Records provided below:

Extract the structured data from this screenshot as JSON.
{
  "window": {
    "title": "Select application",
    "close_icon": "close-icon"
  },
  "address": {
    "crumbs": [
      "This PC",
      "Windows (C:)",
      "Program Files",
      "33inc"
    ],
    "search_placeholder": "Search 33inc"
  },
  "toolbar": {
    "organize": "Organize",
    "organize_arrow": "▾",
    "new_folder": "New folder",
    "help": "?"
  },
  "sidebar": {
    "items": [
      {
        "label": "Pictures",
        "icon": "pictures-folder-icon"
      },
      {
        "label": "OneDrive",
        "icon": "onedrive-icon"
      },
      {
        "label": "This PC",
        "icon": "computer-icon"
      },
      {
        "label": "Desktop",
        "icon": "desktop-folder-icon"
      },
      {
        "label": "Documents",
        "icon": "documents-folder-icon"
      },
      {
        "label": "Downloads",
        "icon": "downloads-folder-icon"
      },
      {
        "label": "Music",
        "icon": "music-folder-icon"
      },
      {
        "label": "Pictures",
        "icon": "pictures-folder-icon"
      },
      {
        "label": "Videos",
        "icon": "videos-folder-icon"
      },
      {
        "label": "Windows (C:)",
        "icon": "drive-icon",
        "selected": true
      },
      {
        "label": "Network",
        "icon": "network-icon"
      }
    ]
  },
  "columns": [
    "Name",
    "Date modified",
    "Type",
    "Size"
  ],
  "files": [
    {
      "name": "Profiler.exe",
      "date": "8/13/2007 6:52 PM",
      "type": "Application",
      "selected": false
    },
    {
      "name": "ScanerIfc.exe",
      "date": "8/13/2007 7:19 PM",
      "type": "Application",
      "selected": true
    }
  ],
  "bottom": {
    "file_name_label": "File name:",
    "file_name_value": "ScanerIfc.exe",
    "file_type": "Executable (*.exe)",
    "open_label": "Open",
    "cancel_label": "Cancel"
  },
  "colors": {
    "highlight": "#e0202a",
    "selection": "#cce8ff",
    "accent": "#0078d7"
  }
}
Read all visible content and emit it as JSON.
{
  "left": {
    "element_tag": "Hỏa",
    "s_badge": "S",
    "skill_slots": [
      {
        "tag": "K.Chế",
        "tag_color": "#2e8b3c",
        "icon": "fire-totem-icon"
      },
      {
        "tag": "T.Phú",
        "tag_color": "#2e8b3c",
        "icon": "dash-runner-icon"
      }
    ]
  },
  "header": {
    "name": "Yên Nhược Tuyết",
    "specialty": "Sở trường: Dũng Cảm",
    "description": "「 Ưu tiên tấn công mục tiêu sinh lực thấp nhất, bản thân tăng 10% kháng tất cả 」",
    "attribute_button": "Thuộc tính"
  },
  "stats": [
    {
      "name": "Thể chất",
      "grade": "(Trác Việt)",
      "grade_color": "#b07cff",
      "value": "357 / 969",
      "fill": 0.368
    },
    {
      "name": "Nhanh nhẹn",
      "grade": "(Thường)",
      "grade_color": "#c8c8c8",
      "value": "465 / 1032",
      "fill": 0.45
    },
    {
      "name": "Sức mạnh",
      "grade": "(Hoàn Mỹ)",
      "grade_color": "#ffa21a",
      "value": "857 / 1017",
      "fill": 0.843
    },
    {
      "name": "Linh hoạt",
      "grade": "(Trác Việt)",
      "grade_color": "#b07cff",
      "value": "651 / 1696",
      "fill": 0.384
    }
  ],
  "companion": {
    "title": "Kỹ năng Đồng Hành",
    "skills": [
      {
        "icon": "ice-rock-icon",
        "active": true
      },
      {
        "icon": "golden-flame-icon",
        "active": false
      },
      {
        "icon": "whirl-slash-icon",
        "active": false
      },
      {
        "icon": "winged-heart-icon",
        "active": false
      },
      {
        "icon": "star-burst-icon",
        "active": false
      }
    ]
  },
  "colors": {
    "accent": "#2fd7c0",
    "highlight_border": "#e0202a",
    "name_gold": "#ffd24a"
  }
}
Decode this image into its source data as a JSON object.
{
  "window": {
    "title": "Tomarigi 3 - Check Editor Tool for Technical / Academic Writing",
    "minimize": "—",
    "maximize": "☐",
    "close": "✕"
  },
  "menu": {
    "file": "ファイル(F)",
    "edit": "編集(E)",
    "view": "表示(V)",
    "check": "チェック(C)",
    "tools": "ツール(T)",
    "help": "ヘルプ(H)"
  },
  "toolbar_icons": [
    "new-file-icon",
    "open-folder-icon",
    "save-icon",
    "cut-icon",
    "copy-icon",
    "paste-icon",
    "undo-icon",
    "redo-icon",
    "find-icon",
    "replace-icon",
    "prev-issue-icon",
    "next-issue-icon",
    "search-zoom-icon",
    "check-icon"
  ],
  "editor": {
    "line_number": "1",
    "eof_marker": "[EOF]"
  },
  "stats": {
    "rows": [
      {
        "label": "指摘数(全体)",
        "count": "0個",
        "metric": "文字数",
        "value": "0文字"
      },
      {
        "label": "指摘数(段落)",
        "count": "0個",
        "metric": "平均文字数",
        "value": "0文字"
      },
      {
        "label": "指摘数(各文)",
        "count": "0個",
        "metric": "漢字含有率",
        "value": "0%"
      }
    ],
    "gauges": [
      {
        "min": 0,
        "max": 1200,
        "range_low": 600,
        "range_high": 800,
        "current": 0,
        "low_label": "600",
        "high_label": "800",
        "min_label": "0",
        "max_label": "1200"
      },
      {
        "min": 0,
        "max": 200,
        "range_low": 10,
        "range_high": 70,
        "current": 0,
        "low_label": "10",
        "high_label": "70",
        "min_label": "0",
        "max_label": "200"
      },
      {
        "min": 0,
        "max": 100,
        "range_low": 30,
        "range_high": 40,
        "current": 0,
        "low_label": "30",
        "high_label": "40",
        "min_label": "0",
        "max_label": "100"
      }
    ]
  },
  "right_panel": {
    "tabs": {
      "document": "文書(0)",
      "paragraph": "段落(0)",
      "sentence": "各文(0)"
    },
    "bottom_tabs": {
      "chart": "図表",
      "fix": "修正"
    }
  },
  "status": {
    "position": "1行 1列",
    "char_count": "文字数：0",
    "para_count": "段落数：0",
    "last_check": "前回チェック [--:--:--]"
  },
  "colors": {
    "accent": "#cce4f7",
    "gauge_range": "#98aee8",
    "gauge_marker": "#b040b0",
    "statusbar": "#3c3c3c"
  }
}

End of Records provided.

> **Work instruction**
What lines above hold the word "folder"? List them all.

> **Result of the task**
    "new_folder": "New folder",
        "icon": "pictures-folder-icon"
        "icon": "desktop-folder-icon"
        "icon": "documents-folder-icon"
        "icon": "downloads-folder-icon"
        "icon": "music-folder-icon"
        "icon": "pictures-folder-icon"
        "icon": "videos-folder-icon"
    "open-folder-icon",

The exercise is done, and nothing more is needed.